cowboy driving cattleAs with every part of our program, we aim to challenge the characters of the young men in our care. We want to test their grit and their will, so each boy knows that they contain the ability to perceiver inside of them. As Triangle Cross acts as a working ranch, we still adhere to the practices kept on cattle ranches, this includes driving our cattle from one part of our pasturing land to the next, to keep them and the land well nurtured. In the spring and summer, this means moving cattle from one pasture land to the next, come rain or shine. They’ll see the cattle through, in the mud, through snow-capped valleys, and in the high mountain terrain along the edges of Yellowstone National Park.

Overall, any cattle drive, regardless of whether it’s over 5 miles or 60, the challenge is set for these young men to find their inner resources. Cattle drives require these boys to continuously communicate with everyone and everything around them. It’s hard work and requires both respect and a willingness to continue on your ride even when the going gets rough.

What Will They Learn?

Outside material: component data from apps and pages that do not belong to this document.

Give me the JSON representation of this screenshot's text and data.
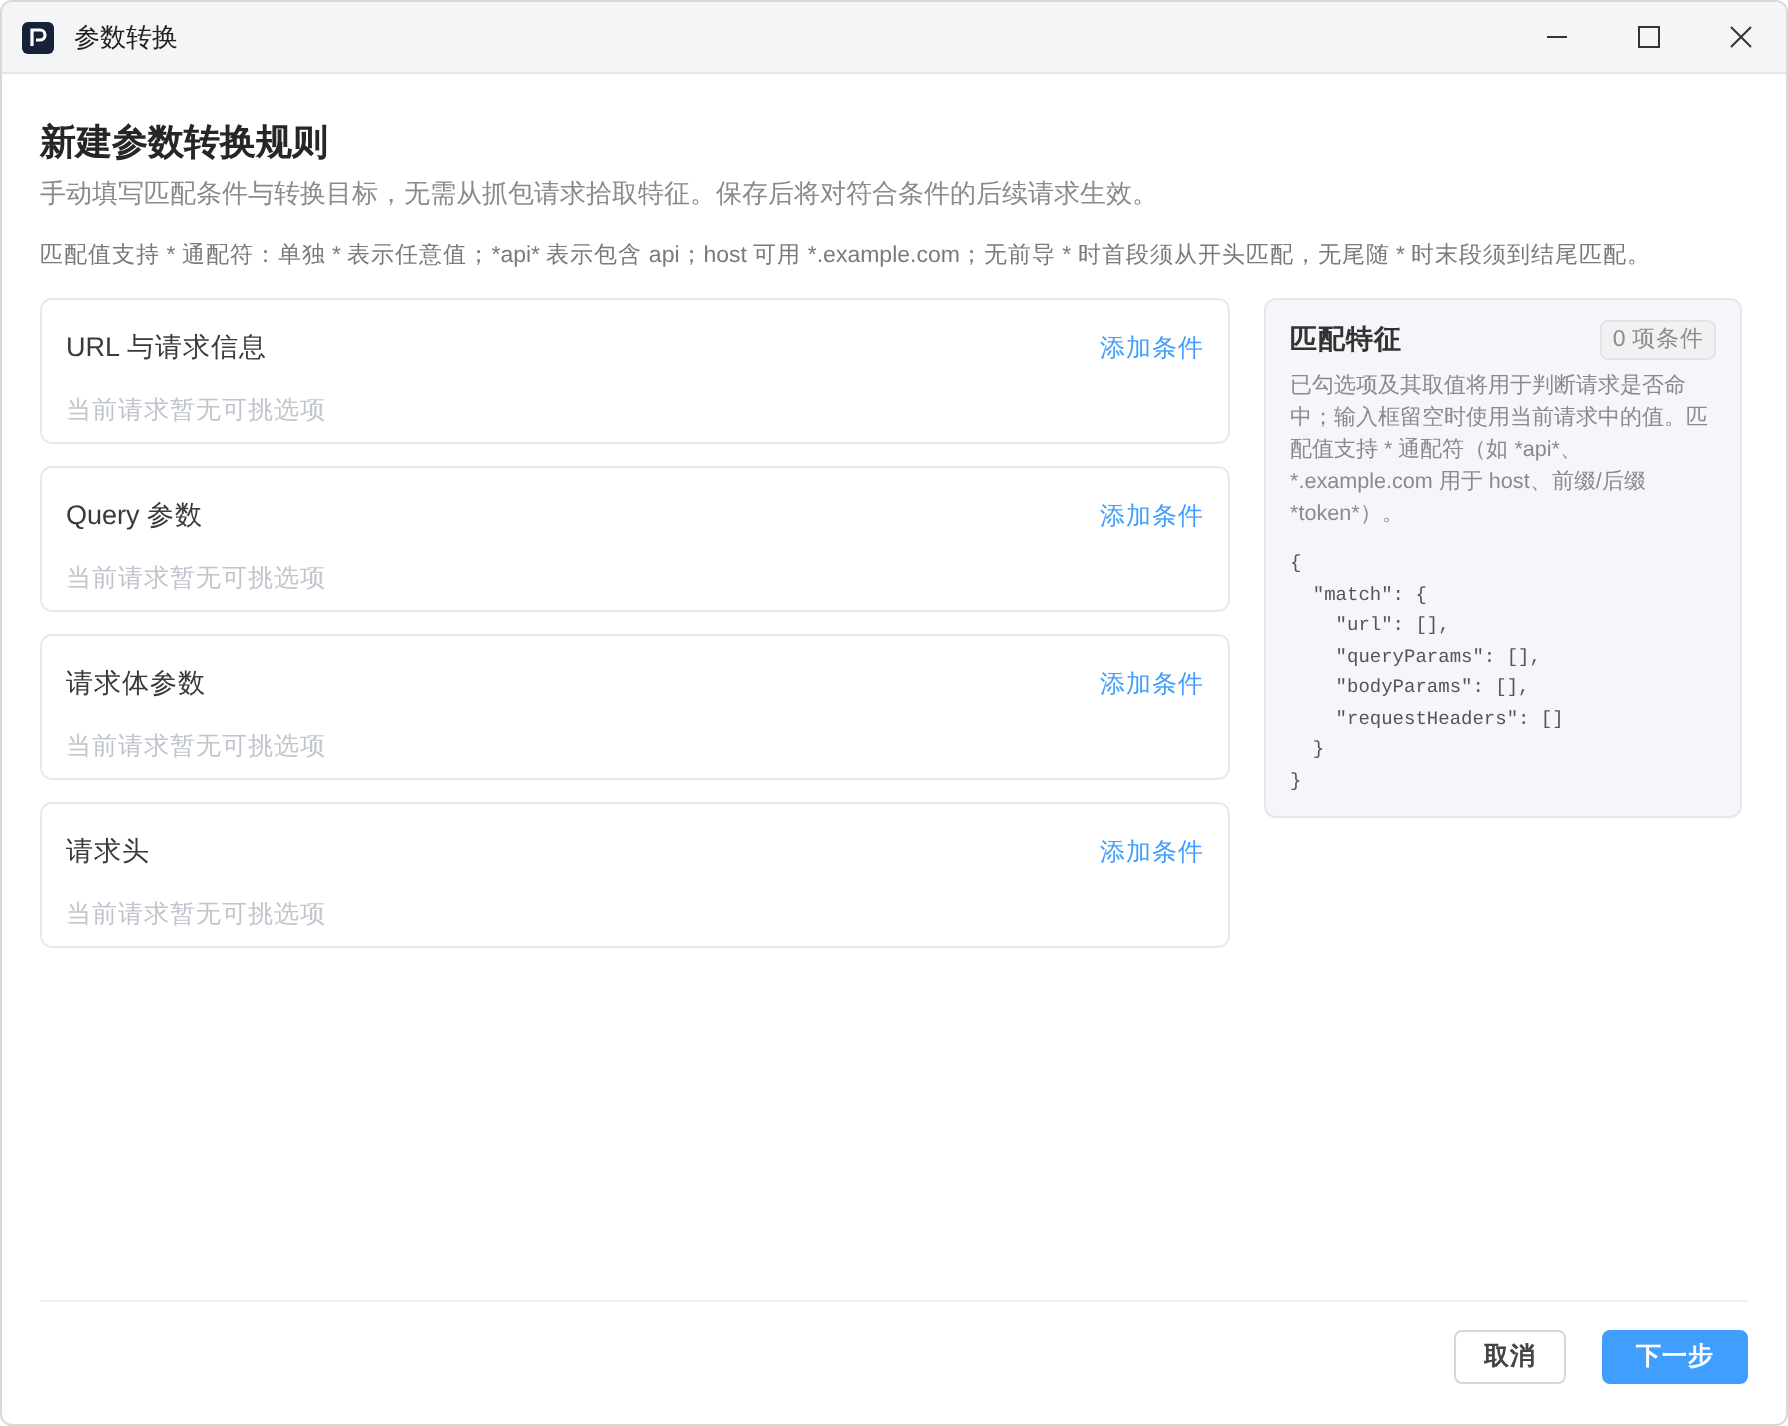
{
  "window": {
    "title": "参数转换"
  },
  "header": {
    "title": "新建参数转换规则",
    "subtitle": "手动填写匹配条件与转换目标，无需从抓包请求拾取特征。保存后将对符合条件的后续请求生效。",
    "hint": "匹配值支持 * 通配符：单独 * 表示任意值；*api* 表示包含 api；host 可用 *.example.com；无前导 * 时首段须从开头匹配，无尾随 * 时末段须到结尾匹配。"
  },
  "sections": [
    {
      "title": "URL 与请求信息",
      "action": "添加条件",
      "empty_text": "当前请求暂无可挑选项"
    },
    {
      "title": "Query 参数",
      "action": "添加条件",
      "empty_text": "当前请求暂无可挑选项"
    },
    {
      "title": "请求体参数",
      "action": "添加条件",
      "empty_text": "当前请求暂无可挑选项"
    },
    {
      "title": "请求头",
      "action": "添加条件",
      "empty_text": "当前请求暂无可挑选项"
    }
  ],
  "match_panel": {
    "title": "匹配特征",
    "badge": "0 项条件",
    "description": "已勾选项及其取值将用于判断请求是否命中；输入框留空时使用当前请求中的值。匹配值支持 * 通配符（如 *api*、*.example.com 用于 host、前缀/后缀 *token*）。",
    "code": "{\n  \"match\": {\n    \"url\": [],\n    \"queryParams\": [],\n    \"bodyParams\": [],\n    \"requestHeaders\": []\n  }\n}"
  },
  "footer": {
    "buttons": [
      {
        "label": "取消",
        "kind": "secondary"
      },
      {
        "label": "下一步",
        "kind": "primary"
      }
    ]
  }
}
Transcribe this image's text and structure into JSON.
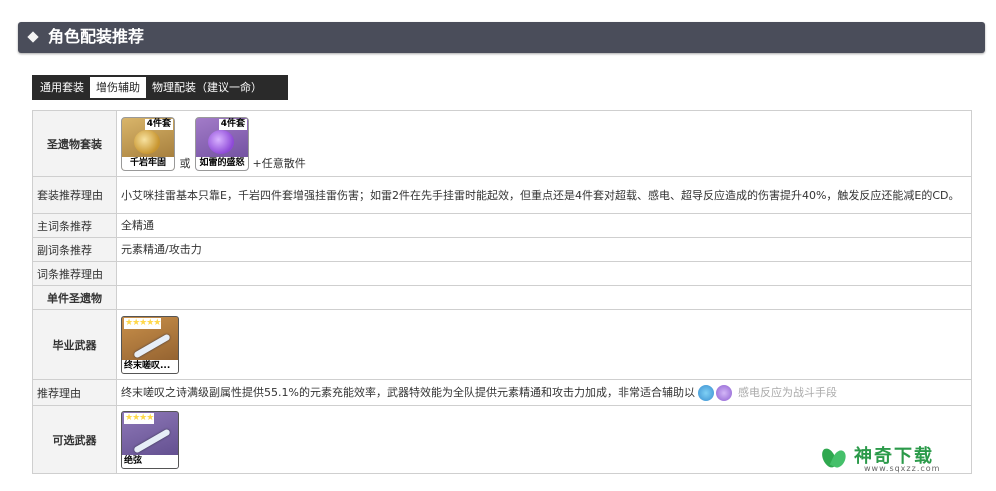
{
  "header": {
    "title": "角色配装推荐"
  },
  "tabs": [
    {
      "label": "通用套装",
      "active": false
    },
    {
      "label": "增伤辅助",
      "active": true
    },
    {
      "label": "物理配装（建议一命）",
      "active": false
    }
  ],
  "rows": {
    "artifact_set": {
      "label": "圣遗物套装",
      "items": [
        {
          "tag": "4件套",
          "name": "千岩牢固",
          "icon": "geo-flower-icon"
        },
        {
          "tag": "4件套",
          "name": "如雷的盛怒",
          "icon": "electro-flower-icon"
        }
      ],
      "or_text": "或",
      "any_text": "+任意散件"
    },
    "set_reason": {
      "label": "套装推荐理由",
      "text": "小艾咪挂雷基本只靠E，千岩四件套增强挂雷伤害；如雷2件在先手挂雷时能起效，但重点还是4件套对超载、感电、超导反应造成的伤害提升40%，触发反应还能减E的CD。"
    },
    "main_stat": {
      "label": "主词条推荐",
      "text": "全精通"
    },
    "sub_stat": {
      "label": "副词条推荐",
      "text": "元素精通/攻击力"
    },
    "stat_reason": {
      "label": "词条推荐理由",
      "text": ""
    },
    "single_artifact": {
      "label": "单件圣遗物",
      "text": ""
    },
    "best_weapon": {
      "label": "毕业武器",
      "weapon": {
        "stars": "★★★★★",
        "name": "终末嗟叹...",
        "icon": "bow-icon"
      }
    },
    "weapon_reason": {
      "label": "推荐理由",
      "text": "终末嗟叹之诗满级副属性提供55.1%的元素充能效率，武器特效能为全队提供元素精通和攻击力加成，非常适合辅助以",
      "faded_text": "感电反应为战斗手段"
    },
    "alt_weapon": {
      "label": "可选武器",
      "weapon": {
        "stars": "★★★★",
        "name": "绝弦",
        "icon": "bow-icon"
      }
    }
  },
  "watermark": {
    "brand": "神奇下载",
    "url": "www.sqxzz.com"
  }
}
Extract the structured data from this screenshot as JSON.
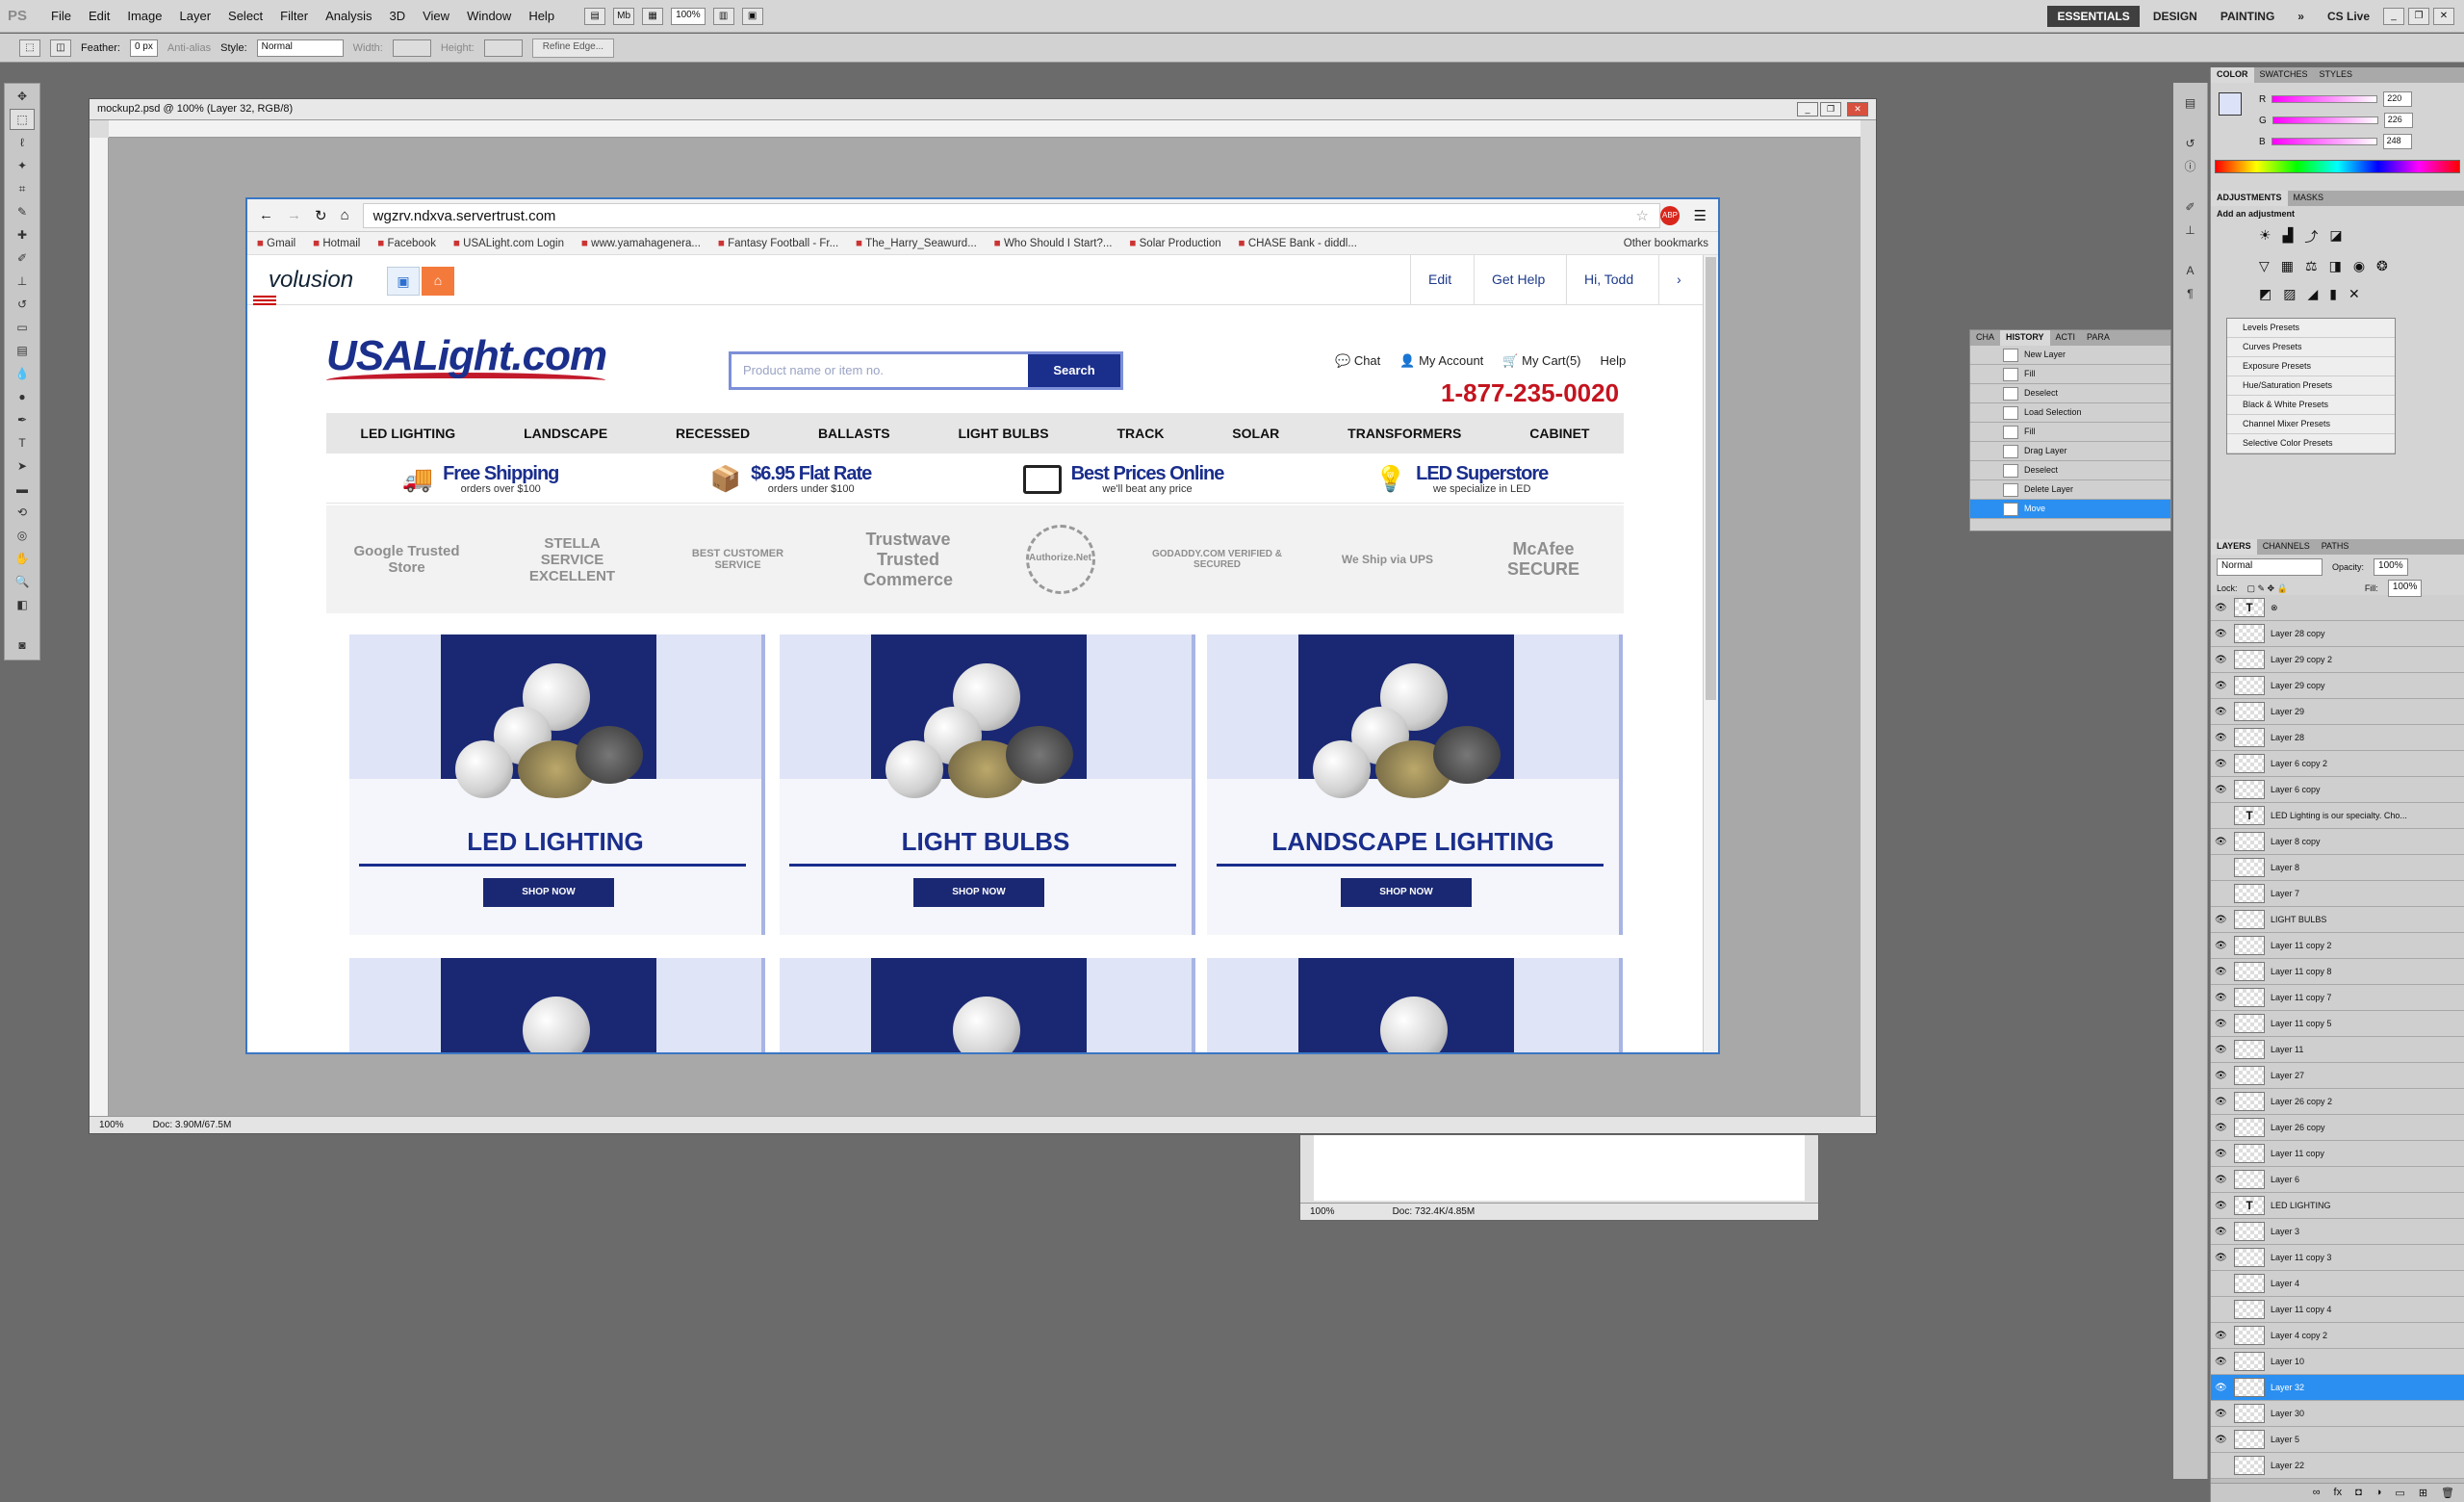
{
  "app": {
    "logo": "PS",
    "menu": [
      "File",
      "Edit",
      "Image",
      "Layer",
      "Select",
      "Filter",
      "Analysis",
      "3D",
      "View",
      "Window",
      "Help"
    ],
    "toolbar": {
      "mb": "Mb",
      "zoom": "100%"
    },
    "workspaces": [
      "ESSENTIALS",
      "DESIGN",
      "PAINTING"
    ],
    "more": "»",
    "cslive": "CS Live"
  },
  "options": {
    "feather_label": "Feather:",
    "feather_value": "0 px",
    "antialias": "Anti-alias",
    "style_label": "Style:",
    "style_value": "Normal",
    "width_label": "Width:",
    "height_label": "Height:",
    "refine": "Refine Edge..."
  },
  "document": {
    "title": "mockup2.psd @ 100% (Layer 32, RGB/8)",
    "zoom": "100%",
    "doc_size": "Doc: 3.90M/67.5M"
  },
  "document2": {
    "zoom": "100%",
    "doc_size": "Doc: 732.4K/4.85M"
  },
  "browser": {
    "url": "wgzrv.ndxva.servertrust.com",
    "bookmarks": [
      "Gmail",
      "Hotmail",
      "Facebook",
      "USALight.com Login",
      "www.yamahagenera...",
      "Fantasy Football - Fr...",
      "The_Harry_Seawurd...",
      "Who Should I Start?...",
      "Solar Production",
      "CHASE Bank - diddl..."
    ],
    "other_bookmarks": "Other bookmarks",
    "volusion": {
      "logo": "volusion",
      "nav": [
        "Edit",
        "Get Help",
        "Hi, Todd"
      ]
    }
  },
  "site": {
    "logo": "USALight.com",
    "search_placeholder": "Product name or item no.",
    "search_button": "Search",
    "links": [
      "Chat",
      "My Account",
      "My Cart(5)",
      "Help"
    ],
    "phone": "1-877-235-0020",
    "categories": [
      "LED LIGHTING",
      "LANDSCAPE",
      "RECESSED",
      "BALLASTS",
      "LIGHT BULBS",
      "TRACK",
      "SOLAR",
      "TRANSFORMERS",
      "CABINET"
    ],
    "perks": [
      {
        "title": "Free Shipping",
        "sub": "orders over $100"
      },
      {
        "title": "$6.95 Flat Rate",
        "sub": "orders under $100"
      },
      {
        "title": "Best Prices Online",
        "sub": "we'll beat any price"
      },
      {
        "title": "LED Superstore",
        "sub": "we specialize in LED"
      }
    ],
    "trust": [
      "Google Trusted Store",
      "STELLA SERVICE EXCELLENT",
      "BEST CUSTOMER SERVICE",
      "Trustwave Trusted Commerce",
      "Authorize.Net",
      "GODADDY.COM VERIFIED & SECURED",
      "We Ship via UPS",
      "McAfee SECURE"
    ],
    "cards": [
      {
        "title": "LED LIGHTING",
        "button": "SHOP NOW"
      },
      {
        "title": "LIGHT BULBS",
        "button": "SHOP NOW"
      },
      {
        "title": "LANDSCAPE LIGHTING",
        "button": "SHOP NOW"
      }
    ]
  },
  "panels": {
    "color_tabs": [
      "COLOR",
      "SWATCHES",
      "STYLES"
    ],
    "rgb": [
      {
        "label": "R",
        "value": "220"
      },
      {
        "label": "G",
        "value": "226"
      },
      {
        "label": "B",
        "value": "248"
      }
    ],
    "adj_tabs": [
      "ADJUSTMENTS",
      "MASKS"
    ],
    "adj_title": "Add an adjustment",
    "presets": [
      "Levels Presets",
      "Curves Presets",
      "Exposure Presets",
      "Hue/Saturation Presets",
      "Black & White Presets",
      "Channel Mixer Presets",
      "Selective Color Presets"
    ],
    "history_tabs": [
      "CHA",
      "HISTORY",
      "ACTI",
      "PARA"
    ],
    "history": [
      "New Layer",
      "Fill",
      "Deselect",
      "Load Selection",
      "Fill",
      "Drag Layer",
      "Deselect",
      "Delete Layer",
      "Move"
    ],
    "layer_tabs": [
      "LAYERS",
      "CHANNELS",
      "PATHS"
    ],
    "blend_mode": "Normal",
    "opacity_label": "Opacity:",
    "opacity": "100%",
    "lock_label": "Lock:",
    "fill_label": "Fill:",
    "fill": "100%",
    "layers": [
      "Layer 28 copy",
      "Layer 29 copy 2",
      "Layer 29 copy",
      "Layer 29",
      "Layer 28",
      "Layer 6 copy 2",
      "Layer 6 copy",
      "LED Lighting is our specialty. Cho...",
      "Layer 8 copy",
      "Layer 8",
      "Layer 7",
      "LIGHT BULBS",
      "Layer 11 copy 2",
      "Layer 11 copy 8",
      "Layer 11 copy 7",
      "Layer 11 copy 5",
      "Layer 11",
      "Layer 27",
      "Layer 26 copy 2",
      "Layer 26 copy",
      "Layer 11 copy",
      "Layer 6",
      "LED LIGHTING",
      "Layer 3",
      "Layer 11 copy 3",
      "Layer 4",
      "Layer 11 copy 4",
      "Layer 4 copy 2",
      "Layer 10",
      "Layer 32",
      "Layer 30",
      "Layer 5",
      "Layer 22"
    ],
    "selected_layer": "Layer 32"
  }
}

When a young man is placed in our program, after he’s settled in, he’s given the opportunity to learn and care for the livestock in our care. Eventually, this means that he will learn how to ride the horses that help us work the land, as well as care for and move the livestock we raise. Cattle drives are a necessary part of any working ranch and it’s an important responsibility that these young men are given the opportunity to be included in. What will they develop on a cattle drive?

  • Self-discipline
  • Responsibility
  • Self-esteem
  • Respect

We make sure that every boy on a cattle drive has enough experience to keep themselves safe out on the range. Nevertheless, some rides and cattle drives might go well, while others might not. They will come to learn that sometimes the worst ride can act as the greatest schooling. Losses happen in life, but a loss doesn’t mean we have to lose hold of the lesson.

Why is it Important?

Our cattle drives serve several purposes, from creating an opportunity for a boy to grow emotionally, and give them the chance to strengthen their skills. As with life, you never know what a cattle drive will throw at you. It’s a moment for every boy to understand that things may not always go their way, but they can nevertheless keep riding down the trail. On a drive, they have been given responsibilities and have a job to do. It can be laborious, but as with many aspects of our program, it can act as its own form of therapy.

In ranching, there is no avoiding the bad, just as we can’t force the good. What we learn together as a group is to keep pushing forward the best we can. We often say that this work isn’t meant to be done quickly, and we don’t expect these boys to become experienced ranch hands overnight. Truth be told, bringing along these boys will often prolong a trip, but it’s a unique chance for them to experience a world that is unknown to them.

The everyday cares, anger, frustrations, and anxieties of their life can melt away as they move their horse through the untouched country. Any fears that they might keep deep inside are smart to let go of as they look toward the task ahead. As each young man and their horse move the cattle across the land, a sense of hope and security in oneself can find its place. 

Connecting it Together

Many young men work through a wide range of emotions on a single drive. These might range from anger and frustration to the “rocky mountain high”, or the euphoria and bliss of being out in such an open space. These trips allow each boy to reach out of his comfort zone, to take a step outside of themselves, and through unfamiliar territory—both literally and figuratively—continue to step forward. Through the quiet moments of moving cattle along, to the grueling and painful moments of carefully keeping cows and calves together, it’s hard work with an incredible payoff.

After a cattle drive, they might better understand:

  • It’s important to accept personal responsibility and care for those around you.
  • It’s not enough to lead a horse and expect it to follow, you have to ride as a team.
  • Take the good with the bad and use both to learn.
  • Leave your troubles on the ground before you get into the saddle.
  • Respect God’s country and his creations.

Contact Us Today


If you feel like your son or loved one could benefit from our program, please don’t hesitate to contact Triangle Cross Ranch today. If you have any additional questions about our cattle drives, program philosophy, or our working ranch, we’d love to hear from you. Let us help your son find his way back to hope and redemption.